To be completely fair, Instagram doesn’t really allow much room to write long-form. I mean, it is after all, a platform for social interaction. Each caption has a 2000 character limit. By which I mean, it counts each individual letter and symbol separately. To illustrate, so far, this post is 937 words long but 5515 characters (including spaces). As a general rule of thumb, most of us devote at least 30% of that, to hashtags. A necessary evil as they boost visibility. So now you have 1400 characters left.

Not Exactly Enough for that Epic

No one however expects that on Instagram. The app even does away with indentations, as to minimise the caption size as seen from the feed. Thus, in its essence, Instagram as a platform, discourages writing, this very fundamental criteria that makes a blogger.

If you’re wondering why I have fixated on Instagram and not other apps like Facebook or Twitter, I only have one question. Name one ‘blogger’ that you see active in Facebook and is purely there. The uhs and the hmms that you have just made have answered your question for you.

I’m not sure how this misidentification came about. However, everyone is seemingly, feeding into it. Companies looking for publicity, news media to create hype, so on and so forth. While yes, there is nothing inherently wrong with being an influencer, it does however validate the death of an art form. A talent. A skill. Something that should be passed on yet, like so many, is being replaced by more convenient, mass produced alternatives. For me, it’s a tragedy, dramatic as it may seem. A tragedy none the less, that I can not stand by and let happen.

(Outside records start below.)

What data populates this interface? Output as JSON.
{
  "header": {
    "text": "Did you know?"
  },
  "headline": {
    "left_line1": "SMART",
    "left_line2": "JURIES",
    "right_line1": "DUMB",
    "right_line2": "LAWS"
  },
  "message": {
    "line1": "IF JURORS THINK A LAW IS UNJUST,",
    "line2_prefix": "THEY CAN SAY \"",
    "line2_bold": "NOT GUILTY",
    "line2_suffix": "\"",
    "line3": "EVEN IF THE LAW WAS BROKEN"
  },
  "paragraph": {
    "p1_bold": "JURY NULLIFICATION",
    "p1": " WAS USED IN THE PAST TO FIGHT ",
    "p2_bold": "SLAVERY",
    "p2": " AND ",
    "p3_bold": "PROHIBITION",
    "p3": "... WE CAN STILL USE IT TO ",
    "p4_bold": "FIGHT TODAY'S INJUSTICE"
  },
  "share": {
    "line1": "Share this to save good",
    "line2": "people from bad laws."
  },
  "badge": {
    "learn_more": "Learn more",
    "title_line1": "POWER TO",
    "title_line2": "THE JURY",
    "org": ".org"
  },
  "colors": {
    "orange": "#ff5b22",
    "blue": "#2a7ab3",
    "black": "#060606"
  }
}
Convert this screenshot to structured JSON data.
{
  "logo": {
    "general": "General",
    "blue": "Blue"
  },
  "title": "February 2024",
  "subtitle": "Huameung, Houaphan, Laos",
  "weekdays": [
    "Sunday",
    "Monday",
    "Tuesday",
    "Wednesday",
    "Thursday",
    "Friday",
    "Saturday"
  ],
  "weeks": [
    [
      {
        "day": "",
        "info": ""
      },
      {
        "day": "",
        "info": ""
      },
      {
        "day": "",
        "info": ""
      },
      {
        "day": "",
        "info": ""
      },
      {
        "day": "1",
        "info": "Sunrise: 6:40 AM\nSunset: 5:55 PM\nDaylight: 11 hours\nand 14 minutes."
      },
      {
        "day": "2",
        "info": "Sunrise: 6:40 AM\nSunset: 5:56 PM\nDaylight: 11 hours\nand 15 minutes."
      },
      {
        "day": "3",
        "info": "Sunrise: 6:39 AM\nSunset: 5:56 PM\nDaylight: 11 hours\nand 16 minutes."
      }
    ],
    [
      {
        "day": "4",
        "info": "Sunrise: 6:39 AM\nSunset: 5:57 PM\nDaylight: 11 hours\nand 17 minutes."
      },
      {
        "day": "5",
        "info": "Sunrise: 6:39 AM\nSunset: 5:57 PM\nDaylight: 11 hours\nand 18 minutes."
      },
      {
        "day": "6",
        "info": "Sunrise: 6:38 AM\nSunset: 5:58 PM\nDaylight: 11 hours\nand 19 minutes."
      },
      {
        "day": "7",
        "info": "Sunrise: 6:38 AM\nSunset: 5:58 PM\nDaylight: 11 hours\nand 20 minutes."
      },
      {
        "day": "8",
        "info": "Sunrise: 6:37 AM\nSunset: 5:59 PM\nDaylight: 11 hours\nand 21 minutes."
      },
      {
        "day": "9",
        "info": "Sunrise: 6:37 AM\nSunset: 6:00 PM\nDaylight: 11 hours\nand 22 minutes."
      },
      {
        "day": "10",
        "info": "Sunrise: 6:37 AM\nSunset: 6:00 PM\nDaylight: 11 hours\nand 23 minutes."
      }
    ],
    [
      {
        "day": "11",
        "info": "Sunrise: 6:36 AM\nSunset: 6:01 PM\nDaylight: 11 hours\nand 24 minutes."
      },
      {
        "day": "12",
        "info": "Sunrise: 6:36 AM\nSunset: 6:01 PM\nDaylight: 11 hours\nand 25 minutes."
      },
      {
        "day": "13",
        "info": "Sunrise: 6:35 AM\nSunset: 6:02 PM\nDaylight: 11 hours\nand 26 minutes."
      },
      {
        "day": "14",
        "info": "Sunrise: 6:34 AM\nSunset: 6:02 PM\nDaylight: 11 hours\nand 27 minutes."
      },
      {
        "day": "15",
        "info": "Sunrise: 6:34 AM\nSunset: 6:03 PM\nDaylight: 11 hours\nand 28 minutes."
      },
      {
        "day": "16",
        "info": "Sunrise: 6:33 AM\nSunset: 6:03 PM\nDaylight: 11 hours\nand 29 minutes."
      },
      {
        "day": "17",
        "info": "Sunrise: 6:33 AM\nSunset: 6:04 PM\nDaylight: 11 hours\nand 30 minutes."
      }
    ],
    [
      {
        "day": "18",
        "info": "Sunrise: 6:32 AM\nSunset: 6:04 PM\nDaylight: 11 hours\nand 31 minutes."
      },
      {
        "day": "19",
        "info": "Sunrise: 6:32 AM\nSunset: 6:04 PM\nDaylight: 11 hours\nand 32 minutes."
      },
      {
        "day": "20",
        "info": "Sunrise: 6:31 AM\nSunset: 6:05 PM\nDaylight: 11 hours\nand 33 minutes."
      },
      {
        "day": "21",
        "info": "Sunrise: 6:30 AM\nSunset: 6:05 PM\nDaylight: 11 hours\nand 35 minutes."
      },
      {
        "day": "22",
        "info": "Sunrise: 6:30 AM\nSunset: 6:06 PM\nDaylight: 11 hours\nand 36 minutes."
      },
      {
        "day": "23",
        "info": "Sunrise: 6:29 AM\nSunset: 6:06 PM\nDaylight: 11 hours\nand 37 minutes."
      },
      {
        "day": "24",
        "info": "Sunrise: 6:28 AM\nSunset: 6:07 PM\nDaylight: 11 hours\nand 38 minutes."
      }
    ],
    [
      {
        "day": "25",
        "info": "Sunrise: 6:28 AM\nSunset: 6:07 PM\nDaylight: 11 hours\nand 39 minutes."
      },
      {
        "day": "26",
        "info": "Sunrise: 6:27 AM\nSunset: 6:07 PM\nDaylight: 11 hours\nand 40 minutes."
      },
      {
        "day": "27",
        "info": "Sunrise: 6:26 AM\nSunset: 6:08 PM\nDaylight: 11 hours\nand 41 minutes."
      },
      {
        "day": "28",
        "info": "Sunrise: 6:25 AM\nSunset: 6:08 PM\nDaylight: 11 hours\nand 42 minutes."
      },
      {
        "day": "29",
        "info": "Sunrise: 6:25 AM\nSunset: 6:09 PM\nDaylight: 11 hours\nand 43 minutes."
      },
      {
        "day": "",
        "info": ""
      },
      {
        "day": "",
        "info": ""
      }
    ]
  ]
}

And that’s why we are here.

One Comment Add yours

Leave a Reply

This site uses Akismet to reduce spam. Learn how your comment data is processed.